The trouble with Connecticut Republicans has always been the same: There is no Maggie Thatcher among them.
The pre-Thatcherite Tory Party in Britain resembles to a “T” the “go along to get along” Republican Party in Connecticut.
The late Mrs. Thatcher wrote in her memories, “Almost every postwar Tory victory had been won on slogans such as ‘Britain Strong and Free’ or 'Set the People Free.' But in the fine print of policy, especially in government, the Tory Party merely pitched camp in the long march to the left. It never seriously tried to reverse it… The welfare state? We boasted of spending more money than Labor, not of restoring people to independence and self-reliance.”
So too in Connecticut the Republican Party, more often than not, has been content to serve as the handmaiden to Democratic Party orthodoxy.
Mrs. Thatcher, who could run rings around the opposition in debate, relished all the epithets thrown at her by Labor. But she was especially fond of the term “reactionary.”
Said the lady, who was “not for turning” in a 1979 speech, “Well, there’s a lot to react against.”
Britain’s social-democratic consensus threw in the towel after her third electoral victory. She defeated that consensus on many key issues of the day: labor union reform, the privatization of 26 major state owned industries, to mention only two of her important victories. Under the moral weight of her administration – with a little help from a reinvigorated United States, Alexander Solzhenitsyn, the foremost writer of his day, and a Polish Pope – the Soviet Union collapsed in ashes.
Mrs. Thatcher is not hated by the left in Europe today because she failed; the failed politician rarely inspires such vigorous contumely as was hurled at Mrs. Thatcher’s corpse. No, only success brings out the worst in what John O’Sullivan, a former editor of National Review, recently called “the Caliban left.”
Ten years after losing office, Mrs. Thatcher found herself surrounded by a bunch of mini-Calibans shouting “Thatcher, Thatcher, Thatcher, fascist, fascist, fascist, out, out, out,” at which she turned to her former speech writer, Robin Harris, and exulted, “Oh Robin, doesn’t it make you feel nostalgic.”
It is unlikely that any Connecticut Republican should similarly feel the affectionate tug of nostalgia, because in Connecticut there have been no obvious victories over the liberal-progressive status quo. Even worse, there has been no sustained and principled opposition to a progressive putsch within the state Democratic Party that has displaced antique moderate Democrats with bullish leftists.
The weary and spent pre-Thatcherite Tory Party in Britain winked at the welfare state, possibly because it had not the moral imagination to overcome a set narrative that pictured governmental aid as the solution to every social problem in Great Britain. It fell to Mrs. Thatcher to point out that the solutions exacerbated the problems: One does not become self-reliant by relying wholly upon the kindness of strangers.

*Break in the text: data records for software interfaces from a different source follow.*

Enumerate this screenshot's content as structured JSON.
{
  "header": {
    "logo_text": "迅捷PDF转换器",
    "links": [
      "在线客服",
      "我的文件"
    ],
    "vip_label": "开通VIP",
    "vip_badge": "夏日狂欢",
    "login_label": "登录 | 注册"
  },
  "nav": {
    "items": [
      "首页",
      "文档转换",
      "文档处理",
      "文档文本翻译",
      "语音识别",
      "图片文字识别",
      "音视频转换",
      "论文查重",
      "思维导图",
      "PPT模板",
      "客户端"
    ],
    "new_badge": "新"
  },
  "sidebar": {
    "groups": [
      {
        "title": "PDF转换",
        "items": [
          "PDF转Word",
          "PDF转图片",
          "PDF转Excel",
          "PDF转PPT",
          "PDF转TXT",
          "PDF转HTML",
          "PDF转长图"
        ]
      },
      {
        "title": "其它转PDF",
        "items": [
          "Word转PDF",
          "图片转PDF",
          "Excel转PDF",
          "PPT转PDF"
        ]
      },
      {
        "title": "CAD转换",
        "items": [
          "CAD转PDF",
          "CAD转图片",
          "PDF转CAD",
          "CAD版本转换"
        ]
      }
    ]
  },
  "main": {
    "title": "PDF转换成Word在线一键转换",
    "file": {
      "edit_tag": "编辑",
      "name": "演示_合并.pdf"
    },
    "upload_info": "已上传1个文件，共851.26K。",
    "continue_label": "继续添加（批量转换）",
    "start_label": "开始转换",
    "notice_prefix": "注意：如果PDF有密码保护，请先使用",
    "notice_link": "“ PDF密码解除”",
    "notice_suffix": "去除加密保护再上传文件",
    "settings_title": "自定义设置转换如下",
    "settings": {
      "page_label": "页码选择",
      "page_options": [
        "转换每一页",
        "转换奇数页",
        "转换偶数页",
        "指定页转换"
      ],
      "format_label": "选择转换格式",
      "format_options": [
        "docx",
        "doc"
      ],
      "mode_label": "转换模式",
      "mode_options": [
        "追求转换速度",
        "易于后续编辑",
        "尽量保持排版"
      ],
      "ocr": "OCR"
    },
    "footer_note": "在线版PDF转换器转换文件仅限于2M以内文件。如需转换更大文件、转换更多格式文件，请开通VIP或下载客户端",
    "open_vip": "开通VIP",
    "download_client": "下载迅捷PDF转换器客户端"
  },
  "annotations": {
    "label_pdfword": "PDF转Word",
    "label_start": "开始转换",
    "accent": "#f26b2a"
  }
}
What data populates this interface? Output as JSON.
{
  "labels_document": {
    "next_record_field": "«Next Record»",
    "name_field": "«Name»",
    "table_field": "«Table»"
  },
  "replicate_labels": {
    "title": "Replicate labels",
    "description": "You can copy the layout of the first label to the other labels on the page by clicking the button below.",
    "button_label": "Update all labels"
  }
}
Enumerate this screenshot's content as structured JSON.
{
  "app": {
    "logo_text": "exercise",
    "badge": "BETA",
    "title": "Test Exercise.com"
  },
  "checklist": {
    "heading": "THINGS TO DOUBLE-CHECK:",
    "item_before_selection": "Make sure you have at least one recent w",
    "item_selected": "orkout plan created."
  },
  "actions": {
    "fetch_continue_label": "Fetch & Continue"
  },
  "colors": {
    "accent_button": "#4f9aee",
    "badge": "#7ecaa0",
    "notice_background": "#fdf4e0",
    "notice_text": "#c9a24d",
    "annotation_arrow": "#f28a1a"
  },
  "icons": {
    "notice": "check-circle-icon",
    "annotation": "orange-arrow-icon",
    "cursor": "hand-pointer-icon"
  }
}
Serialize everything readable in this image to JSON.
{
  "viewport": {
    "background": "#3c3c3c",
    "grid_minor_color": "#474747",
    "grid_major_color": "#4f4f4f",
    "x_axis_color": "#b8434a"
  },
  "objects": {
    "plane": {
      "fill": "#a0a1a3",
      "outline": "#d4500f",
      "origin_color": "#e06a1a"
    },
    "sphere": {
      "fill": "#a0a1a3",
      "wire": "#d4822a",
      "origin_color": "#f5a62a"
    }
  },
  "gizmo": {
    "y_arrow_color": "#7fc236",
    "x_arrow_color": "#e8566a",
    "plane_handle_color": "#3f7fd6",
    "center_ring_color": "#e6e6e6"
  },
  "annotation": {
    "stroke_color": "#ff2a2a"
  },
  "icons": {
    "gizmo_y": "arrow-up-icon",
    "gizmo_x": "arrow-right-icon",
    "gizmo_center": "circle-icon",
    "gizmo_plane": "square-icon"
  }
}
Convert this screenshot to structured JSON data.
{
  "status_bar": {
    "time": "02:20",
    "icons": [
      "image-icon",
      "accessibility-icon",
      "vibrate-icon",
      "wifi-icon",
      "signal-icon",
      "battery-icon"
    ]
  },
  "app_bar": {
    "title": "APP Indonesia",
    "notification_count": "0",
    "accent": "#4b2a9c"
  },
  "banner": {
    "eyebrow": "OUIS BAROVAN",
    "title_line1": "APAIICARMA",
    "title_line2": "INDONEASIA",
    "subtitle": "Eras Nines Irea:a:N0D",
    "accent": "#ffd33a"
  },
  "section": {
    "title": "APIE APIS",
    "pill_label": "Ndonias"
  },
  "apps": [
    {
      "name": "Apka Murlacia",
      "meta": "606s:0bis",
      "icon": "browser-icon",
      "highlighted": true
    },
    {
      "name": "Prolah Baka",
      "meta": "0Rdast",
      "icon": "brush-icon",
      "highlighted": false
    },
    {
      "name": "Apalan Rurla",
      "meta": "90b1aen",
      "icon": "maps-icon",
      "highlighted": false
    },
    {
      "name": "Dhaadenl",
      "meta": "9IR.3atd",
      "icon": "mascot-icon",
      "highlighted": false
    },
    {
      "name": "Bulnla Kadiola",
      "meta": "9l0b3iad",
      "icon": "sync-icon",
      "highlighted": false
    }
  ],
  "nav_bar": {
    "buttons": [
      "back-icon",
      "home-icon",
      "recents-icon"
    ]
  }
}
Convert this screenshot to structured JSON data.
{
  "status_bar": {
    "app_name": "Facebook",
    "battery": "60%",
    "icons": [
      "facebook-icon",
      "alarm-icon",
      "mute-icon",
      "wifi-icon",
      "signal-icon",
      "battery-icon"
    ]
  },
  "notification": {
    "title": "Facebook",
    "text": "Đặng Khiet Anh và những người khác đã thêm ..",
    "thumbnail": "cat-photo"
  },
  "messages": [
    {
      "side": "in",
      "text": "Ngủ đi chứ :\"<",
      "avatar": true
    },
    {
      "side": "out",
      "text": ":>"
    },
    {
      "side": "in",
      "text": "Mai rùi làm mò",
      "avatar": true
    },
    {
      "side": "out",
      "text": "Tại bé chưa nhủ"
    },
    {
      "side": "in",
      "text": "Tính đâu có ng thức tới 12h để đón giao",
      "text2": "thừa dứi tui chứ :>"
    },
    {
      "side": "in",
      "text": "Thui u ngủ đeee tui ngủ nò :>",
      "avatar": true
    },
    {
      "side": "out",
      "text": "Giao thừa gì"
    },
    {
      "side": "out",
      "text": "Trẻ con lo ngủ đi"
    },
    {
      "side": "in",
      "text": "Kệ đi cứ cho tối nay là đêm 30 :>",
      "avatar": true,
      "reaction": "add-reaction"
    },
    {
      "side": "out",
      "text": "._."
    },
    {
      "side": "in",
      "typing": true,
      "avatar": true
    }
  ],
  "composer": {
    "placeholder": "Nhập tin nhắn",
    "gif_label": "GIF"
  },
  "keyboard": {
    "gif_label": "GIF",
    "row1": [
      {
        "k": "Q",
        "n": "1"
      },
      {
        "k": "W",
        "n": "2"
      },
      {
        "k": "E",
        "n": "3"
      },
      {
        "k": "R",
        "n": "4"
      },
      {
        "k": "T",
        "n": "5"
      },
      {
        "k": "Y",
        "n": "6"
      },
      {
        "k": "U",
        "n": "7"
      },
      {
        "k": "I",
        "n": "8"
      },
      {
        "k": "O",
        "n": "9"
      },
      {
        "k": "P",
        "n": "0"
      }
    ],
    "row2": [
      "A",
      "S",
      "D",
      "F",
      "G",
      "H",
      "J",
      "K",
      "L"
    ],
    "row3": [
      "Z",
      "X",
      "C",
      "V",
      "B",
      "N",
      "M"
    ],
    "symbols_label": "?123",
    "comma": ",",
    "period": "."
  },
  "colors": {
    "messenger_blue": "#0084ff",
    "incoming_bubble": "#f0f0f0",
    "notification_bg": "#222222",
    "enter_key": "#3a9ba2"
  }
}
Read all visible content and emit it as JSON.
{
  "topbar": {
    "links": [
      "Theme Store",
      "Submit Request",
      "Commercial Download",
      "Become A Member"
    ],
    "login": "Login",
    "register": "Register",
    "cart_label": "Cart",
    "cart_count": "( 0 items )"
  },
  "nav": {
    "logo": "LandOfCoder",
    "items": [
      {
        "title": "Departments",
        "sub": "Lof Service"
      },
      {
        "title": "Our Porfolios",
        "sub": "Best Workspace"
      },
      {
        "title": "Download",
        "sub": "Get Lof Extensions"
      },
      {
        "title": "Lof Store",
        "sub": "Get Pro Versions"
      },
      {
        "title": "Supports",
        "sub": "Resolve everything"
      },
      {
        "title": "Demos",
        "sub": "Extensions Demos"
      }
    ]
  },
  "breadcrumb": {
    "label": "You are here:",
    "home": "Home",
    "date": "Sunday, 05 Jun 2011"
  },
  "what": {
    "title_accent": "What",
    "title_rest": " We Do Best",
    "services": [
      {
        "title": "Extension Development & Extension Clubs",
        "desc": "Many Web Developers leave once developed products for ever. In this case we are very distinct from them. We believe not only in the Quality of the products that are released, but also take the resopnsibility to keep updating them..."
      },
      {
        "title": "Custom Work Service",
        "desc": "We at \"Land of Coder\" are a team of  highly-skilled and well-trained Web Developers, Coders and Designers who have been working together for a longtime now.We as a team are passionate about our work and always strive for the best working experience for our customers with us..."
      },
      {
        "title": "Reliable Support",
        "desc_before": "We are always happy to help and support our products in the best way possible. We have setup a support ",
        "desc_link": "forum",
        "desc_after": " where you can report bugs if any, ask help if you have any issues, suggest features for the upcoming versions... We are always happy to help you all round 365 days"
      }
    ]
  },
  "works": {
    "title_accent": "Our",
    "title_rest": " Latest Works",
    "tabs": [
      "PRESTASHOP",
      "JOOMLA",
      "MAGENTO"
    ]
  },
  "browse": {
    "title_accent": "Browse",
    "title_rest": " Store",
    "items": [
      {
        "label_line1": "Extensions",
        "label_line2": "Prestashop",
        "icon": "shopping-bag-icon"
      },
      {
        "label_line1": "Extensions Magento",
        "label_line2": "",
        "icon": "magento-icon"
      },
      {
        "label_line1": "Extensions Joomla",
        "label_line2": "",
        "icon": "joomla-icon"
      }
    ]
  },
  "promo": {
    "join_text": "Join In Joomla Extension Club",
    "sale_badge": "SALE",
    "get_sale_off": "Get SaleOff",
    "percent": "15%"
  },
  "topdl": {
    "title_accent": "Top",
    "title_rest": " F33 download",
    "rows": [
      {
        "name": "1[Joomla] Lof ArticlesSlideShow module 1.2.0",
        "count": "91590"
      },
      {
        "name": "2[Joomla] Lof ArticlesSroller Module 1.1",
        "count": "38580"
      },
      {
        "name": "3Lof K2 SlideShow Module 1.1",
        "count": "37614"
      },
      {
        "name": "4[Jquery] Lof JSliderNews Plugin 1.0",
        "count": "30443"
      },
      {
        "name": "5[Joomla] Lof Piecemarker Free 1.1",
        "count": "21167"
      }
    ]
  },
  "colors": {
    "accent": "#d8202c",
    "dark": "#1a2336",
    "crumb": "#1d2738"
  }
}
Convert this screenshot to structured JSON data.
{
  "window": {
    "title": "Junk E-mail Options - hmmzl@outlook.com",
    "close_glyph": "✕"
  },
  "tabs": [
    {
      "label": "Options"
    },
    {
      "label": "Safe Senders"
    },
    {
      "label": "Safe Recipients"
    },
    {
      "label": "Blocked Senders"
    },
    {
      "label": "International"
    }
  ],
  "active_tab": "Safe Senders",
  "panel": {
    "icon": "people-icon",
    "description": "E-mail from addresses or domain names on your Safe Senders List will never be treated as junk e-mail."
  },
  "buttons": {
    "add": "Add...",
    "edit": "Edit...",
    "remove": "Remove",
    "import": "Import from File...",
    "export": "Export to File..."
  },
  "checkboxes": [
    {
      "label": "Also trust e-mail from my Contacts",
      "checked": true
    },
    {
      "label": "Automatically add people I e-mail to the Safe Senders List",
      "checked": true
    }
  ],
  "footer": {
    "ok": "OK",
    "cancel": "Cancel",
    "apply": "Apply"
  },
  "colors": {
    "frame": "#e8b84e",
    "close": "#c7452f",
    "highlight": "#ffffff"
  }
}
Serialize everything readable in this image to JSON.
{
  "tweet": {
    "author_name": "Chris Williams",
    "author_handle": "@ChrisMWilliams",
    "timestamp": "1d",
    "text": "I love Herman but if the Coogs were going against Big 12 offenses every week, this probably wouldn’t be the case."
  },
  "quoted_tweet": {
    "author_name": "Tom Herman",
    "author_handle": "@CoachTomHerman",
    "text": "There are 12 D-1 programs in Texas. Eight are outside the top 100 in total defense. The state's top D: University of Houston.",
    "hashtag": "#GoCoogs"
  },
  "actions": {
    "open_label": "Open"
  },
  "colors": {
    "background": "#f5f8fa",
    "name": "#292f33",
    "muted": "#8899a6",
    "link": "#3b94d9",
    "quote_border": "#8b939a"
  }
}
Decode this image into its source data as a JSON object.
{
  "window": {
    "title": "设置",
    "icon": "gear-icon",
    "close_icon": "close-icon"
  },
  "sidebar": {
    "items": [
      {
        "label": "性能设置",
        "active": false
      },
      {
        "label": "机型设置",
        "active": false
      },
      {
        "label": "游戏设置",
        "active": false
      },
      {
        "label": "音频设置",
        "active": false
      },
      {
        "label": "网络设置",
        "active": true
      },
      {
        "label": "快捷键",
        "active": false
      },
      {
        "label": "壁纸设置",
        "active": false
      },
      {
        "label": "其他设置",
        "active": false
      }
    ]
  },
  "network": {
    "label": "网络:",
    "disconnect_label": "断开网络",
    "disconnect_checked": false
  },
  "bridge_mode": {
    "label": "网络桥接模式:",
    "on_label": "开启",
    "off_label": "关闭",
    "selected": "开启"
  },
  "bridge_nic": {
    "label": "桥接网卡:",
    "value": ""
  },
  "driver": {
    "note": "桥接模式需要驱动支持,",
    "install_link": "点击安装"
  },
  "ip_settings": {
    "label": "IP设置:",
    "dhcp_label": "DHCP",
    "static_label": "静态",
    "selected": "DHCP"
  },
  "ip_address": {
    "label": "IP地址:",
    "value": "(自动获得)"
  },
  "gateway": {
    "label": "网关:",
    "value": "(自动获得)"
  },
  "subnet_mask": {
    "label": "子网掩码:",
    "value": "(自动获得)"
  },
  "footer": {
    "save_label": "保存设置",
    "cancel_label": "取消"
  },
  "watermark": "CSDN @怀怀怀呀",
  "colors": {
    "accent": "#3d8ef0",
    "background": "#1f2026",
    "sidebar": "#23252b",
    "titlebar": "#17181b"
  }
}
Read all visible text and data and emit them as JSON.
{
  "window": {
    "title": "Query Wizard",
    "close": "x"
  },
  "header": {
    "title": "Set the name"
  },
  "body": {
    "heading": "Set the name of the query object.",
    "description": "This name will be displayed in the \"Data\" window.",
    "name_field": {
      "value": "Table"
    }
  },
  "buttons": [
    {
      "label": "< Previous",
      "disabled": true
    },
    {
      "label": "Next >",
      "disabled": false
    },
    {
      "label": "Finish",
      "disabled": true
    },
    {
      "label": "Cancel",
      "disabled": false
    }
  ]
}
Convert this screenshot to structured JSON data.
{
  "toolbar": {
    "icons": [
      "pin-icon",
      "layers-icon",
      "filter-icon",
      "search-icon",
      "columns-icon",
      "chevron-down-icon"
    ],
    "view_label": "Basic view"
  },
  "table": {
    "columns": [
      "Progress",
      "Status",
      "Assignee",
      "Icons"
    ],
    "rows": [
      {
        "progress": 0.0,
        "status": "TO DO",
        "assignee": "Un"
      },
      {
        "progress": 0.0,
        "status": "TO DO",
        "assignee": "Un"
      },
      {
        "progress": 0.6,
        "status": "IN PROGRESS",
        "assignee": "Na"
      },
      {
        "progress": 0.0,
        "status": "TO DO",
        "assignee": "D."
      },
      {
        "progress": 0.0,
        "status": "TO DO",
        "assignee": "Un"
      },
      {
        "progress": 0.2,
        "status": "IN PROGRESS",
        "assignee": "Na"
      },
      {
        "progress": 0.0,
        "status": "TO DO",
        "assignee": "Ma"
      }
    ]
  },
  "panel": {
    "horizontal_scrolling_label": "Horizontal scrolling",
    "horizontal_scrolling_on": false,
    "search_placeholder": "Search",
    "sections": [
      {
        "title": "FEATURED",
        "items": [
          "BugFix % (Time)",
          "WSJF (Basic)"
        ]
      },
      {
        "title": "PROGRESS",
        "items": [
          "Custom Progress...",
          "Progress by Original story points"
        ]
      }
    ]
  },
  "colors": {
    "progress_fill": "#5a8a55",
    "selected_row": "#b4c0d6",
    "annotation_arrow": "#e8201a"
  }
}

Before she could change her country, Mrs. Thatcher had to change and invigorate her party, and the pre-Thatcherite moderate Tory Party was very comfortable in its own skin. Its leaders simply could not understand why the Tory Party should change. Were the grey heads in the party not successful? Had they not been returned time and again to office? Cooperation with the reigning regime certainly had benefited them, had it not? Why could not others trod their effortless path to victory? The greatest bar to victory in politics is the success of compromised office holders who by venturing nothing gain nothing for others.
Any political party that considers only the short run will lose in the long run. Old victories do not presage new victories.
The moderate Republican Party in Connecticut has been losing ground to Democrats and Independents for more than 20 years. Surely these loses carry a message.
One can only imagine how Mrs. Thatcher would have characterized an opposition party that was responsible for the largest tax increase in state history, presided over the exodus of young entrepreneurial talent to other less rapacious states and couldn’t for the life of it balance a budget. Whatever would she have said about an opposition party that, seeking to make life easier for low paid workers, continually raised the minimum wage, thereby killing potential jobs for low paid workers, mostly forgotten young urban African Americans thirsting for self-reliance? She certainly would not have been content with an opposition party that practices crony capitalism on a grotesque scale. Nor would she have been content with a phony conservatism at ease with pragmatic measures that left in place a progressive opposition party and an emasculated Republican Party loyal only to the status quo?
A little spine and a few OPERATIVE principles – social principles as well, for the end of all politics is social betterment – might carry Republicans out of their doldrums towards a fruitful campaign, if only there were a Thatcher among them.